Problem to work on ::
For this exercise, print all of the data exactly as given.

Data shown ::
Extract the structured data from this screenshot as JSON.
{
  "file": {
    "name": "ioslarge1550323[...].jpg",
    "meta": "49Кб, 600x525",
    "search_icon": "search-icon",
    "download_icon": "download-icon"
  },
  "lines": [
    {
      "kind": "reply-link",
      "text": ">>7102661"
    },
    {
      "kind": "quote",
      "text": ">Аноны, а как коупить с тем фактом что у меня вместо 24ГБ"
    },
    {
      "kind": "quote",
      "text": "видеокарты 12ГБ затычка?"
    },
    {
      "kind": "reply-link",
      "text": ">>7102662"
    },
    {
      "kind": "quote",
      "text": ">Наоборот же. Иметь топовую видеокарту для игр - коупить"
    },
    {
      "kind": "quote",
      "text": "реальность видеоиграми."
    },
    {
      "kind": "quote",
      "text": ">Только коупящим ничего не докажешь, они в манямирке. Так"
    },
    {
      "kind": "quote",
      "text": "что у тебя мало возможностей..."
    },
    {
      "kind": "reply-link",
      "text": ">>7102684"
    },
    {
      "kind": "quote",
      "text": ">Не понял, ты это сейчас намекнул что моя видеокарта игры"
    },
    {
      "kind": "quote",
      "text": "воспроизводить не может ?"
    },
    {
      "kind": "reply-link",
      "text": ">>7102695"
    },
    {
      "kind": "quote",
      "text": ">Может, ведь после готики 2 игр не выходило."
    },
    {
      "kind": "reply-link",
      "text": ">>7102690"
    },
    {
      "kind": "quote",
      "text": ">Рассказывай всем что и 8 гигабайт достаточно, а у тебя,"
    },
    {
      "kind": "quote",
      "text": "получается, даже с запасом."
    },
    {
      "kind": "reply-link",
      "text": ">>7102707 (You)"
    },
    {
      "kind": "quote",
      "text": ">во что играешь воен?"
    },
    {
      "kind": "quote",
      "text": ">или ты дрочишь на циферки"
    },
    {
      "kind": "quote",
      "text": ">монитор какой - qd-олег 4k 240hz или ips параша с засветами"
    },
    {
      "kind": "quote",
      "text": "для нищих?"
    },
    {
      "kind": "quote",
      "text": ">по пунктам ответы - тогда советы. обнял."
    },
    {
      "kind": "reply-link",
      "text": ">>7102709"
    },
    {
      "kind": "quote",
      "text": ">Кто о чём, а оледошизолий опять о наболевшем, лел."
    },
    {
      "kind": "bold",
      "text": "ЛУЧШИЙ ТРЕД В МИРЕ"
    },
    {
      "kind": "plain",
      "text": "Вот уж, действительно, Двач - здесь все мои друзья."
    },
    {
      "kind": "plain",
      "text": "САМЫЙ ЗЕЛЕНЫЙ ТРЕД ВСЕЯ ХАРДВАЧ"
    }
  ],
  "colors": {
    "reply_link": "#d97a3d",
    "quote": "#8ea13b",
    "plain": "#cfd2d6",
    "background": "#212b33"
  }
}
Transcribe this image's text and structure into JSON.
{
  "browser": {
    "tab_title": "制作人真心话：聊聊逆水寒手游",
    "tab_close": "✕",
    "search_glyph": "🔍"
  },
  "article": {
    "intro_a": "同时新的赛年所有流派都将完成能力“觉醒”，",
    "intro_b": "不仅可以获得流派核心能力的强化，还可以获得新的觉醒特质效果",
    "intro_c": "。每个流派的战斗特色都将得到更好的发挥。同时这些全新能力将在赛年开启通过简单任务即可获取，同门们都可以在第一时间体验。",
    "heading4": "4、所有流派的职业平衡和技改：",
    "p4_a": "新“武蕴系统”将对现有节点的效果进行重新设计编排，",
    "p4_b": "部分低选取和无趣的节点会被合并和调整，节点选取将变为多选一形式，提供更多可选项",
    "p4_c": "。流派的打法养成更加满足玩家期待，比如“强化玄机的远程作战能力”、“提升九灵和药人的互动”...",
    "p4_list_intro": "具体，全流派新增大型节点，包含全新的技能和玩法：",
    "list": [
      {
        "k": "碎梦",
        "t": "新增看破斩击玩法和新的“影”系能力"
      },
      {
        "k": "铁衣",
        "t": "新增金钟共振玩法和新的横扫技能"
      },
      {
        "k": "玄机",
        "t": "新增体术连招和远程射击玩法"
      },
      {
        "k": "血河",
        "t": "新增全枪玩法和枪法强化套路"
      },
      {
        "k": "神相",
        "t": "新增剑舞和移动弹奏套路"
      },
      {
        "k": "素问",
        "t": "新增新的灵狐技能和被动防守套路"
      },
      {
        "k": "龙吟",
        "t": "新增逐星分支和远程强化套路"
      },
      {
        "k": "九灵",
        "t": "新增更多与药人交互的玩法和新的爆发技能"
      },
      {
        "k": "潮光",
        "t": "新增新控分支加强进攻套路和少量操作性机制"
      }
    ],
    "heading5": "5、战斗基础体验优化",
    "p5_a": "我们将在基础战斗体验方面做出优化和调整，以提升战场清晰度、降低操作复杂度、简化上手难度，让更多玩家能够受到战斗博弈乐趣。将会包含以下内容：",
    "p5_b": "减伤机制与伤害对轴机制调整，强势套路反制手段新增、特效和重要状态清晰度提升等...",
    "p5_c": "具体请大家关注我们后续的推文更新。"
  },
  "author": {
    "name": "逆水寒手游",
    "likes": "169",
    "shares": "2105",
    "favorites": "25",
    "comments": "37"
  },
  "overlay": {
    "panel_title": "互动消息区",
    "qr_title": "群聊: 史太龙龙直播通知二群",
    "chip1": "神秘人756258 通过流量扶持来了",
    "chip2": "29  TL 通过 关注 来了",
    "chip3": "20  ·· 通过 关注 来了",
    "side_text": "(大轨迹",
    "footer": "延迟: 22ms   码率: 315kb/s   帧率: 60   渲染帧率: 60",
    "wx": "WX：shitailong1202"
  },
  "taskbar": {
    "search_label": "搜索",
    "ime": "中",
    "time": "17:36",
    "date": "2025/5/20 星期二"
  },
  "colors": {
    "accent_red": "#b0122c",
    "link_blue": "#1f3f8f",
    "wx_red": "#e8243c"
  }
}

Problem solution ::
Extract the structured data from this screenshot as JSON.
{
  "file": {
    "name": "ioslarge1550323[...].jpg",
    "meta": "49Кб, 600x525",
    "search_icon": "search-icon",
    "download_icon": "download-icon"
  },
  "lines": [
    {
      "kind": "reply-link",
      "text": ">>7102661"
    },
    {
      "kind": "quote",
      "text": ">Аноны, а как коупить с тем фактом что у меня вместо 24ГБ"
    },
    {
      "kind": "quote",
      "text": "видеокарты 12ГБ затычка?"
    },
    {
      "kind": "reply-link",
      "text": ">>7102662"
    },
    {
      "kind": "quote",
      "text": ">Наоборот же. Иметь топовую видеокарту для игр - коупить"
    },
    {
      "kind": "quote",
      "text": "реальность видеоиграми."
    },
    {
      "kind": "quote",
      "text": ">Только коупящим ничего не докажешь, они в манямирке. Так"
    },
    {
      "kind": "quote",
      "text": "что у тебя мало возможностей..."
    },
    {
      "kind": "reply-link",
      "text": ">>7102684"
    },
    {
      "kind": "quote",
      "text": ">Не понял, ты это сейчас намекнул что моя видеокарта игры"
    },
    {
      "kind": "quote",
      "text": "воспроизводить не может ?"
    },
    {
      "kind": "reply-link",
      "text": ">>7102695"
    },
    {
      "kind": "quote",
      "text": ">Может, ведь после готики 2 игр не выходило."
    },
    {
      "kind": "reply-link",
      "text": ">>7102690"
    },
    {
      "kind": "quote",
      "text": ">Рассказывай всем что и 8 гигабайт достаточно, а у тебя,"
    },
    {
      "kind": "quote",
      "text": "получается, даже с запасом."
    },
    {
      "kind": "reply-link",
      "text": ">>7102707 (You)"
    },
    {
      "kind": "quote",
      "text": ">во что играешь воен?"
    },
    {
      "kind": "quote",
      "text": ">или ты дрочишь на циферки"
    },
    {
      "kind": "quote",
      "text": ">монитор какой - qd-олег 4k 240hz или ips параша с засветами"
    },
    {
      "kind": "quote",
      "text": "для нищих?"
    },
    {
      "kind": "quote",
      "text": ">по пунктам ответы - тогда советы. обнял."
    },
    {
      "kind": "reply-link",
      "text": ">>7102709"
    },
    {
      "kind": "quote",
      "text": ">Кто о чём, а оледошизолий опять о наболевшем, лел."
    },
    {
      "kind": "bold",
      "text": "ЛУЧШИЙ ТРЕД В МИРЕ"
    },
    {
      "kind": "plain",
      "text": "Вот уж, действительно, Двач - здесь все мои друзья."
    },
    {
      "kind": "plain",
      "text": "САМЫЙ ЗЕЛЕНЫЙ ТРЕД ВСЕЯ ХАРДВАЧ"
    }
  ],
  "colors": {
    "reply_link": "#d97a3d",
    "quote": "#8ea13b",
    "plain": "#cfd2d6",
    "background": "#212b33"
  }
}
Transcribe this image's text and structure into JSON.
{
  "browser": {
    "tab_title": "制作人真心话：聊聊逆水寒手游",
    "tab_close": "✕",
    "search_glyph": "🔍"
  },
  "article": {
    "intro_a": "同时新的赛年所有流派都将完成能力“觉醒”，",
    "intro_b": "不仅可以获得流派核心能力的强化，还可以获得新的觉醒特质效果",
    "intro_c": "。每个流派的战斗特色都将得到更好的发挥。同时这些全新能力将在赛年开启通过简单任务即可获取，同门们都可以在第一时间体验。",
    "heading4": "4、所有流派的职业平衡和技改：",
    "p4_a": "新“武蕴系统”将对现有节点的效果进行重新设计编排，",
    "p4_b": "部分低选取和无趣的节点会被合并和调整，节点选取将变为多选一形式，提供更多可选项",
    "p4_c": "。流派的打法养成更加满足玩家期待，比如“强化玄机的远程作战能力”、“提升九灵和药人的互动”...",
    "p4_list_intro": "具体，全流派新增大型节点，包含全新的技能和玩法：",
    "list": [
      {
        "k": "碎梦",
        "t": "新增看破斩击玩法和新的“影”系能力"
      },
      {
        "k": "铁衣",
        "t": "新增金钟共振玩法和新的横扫技能"
      },
      {
        "k": "玄机",
        "t": "新增体术连招和远程射击玩法"
      },
      {
        "k": "血河",
        "t": "新增全枪玩法和枪法强化套路"
      },
      {
        "k": "神相",
        "t": "新增剑舞和移动弹奏套路"
      },
      {
        "k": "素问",
        "t": "新增新的灵狐技能和被动防守套路"
      },
      {
        "k": "龙吟",
        "t": "新增逐星分支和远程强化套路"
      },
      {
        "k": "九灵",
        "t": "新增更多与药人交互的玩法和新的爆发技能"
      },
      {
        "k": "潮光",
        "t": "新增新控分支加强进攻套路和少量操作性机制"
      }
    ],
    "heading5": "5、战斗基础体验优化",
    "p5_a": "我们将在基础战斗体验方面做出优化和调整，以提升战场清晰度、降低操作复杂度、简化上手难度，让更多玩家能够受到战斗博弈乐趣。将会包含以下内容：",
    "p5_b": "减伤机制与伤害对轴机制调整，强势套路反制手段新增、特效和重要状态清晰度提升等...",
    "p5_c": "具体请大家关注我们后续的推文更新。"
  },
  "author": {
    "name": "逆水寒手游",
    "likes": "169",
    "shares": "2105",
    "favorites": "25",
    "comments": "37"
  },
  "overlay": {
    "panel_title": "互动消息区",
    "qr_title": "群聊: 史太龙龙直播通知二群",
    "chip1": "神秘人756258 通过流量扶持来了",
    "chip2": "29  TL 通过 关注 来了",
    "chip3": "20  ·· 通过 关注 来了",
    "side_text": "(大轨迹",
    "footer": "延迟: 22ms   码率: 315kb/s   帧率: 60   渲染帧率: 60",
    "wx": "WX：shitailong1202"
  },
  "taskbar": {
    "search_label": "搜索",
    "ime": "中",
    "time": "17:36",
    "date": "2025/5/20 星期二"
  },
  "colors": {
    "accent_red": "#b0122c",
    "link_blue": "#1f3f8f",
    "wx_red": "#e8243c"
  }
}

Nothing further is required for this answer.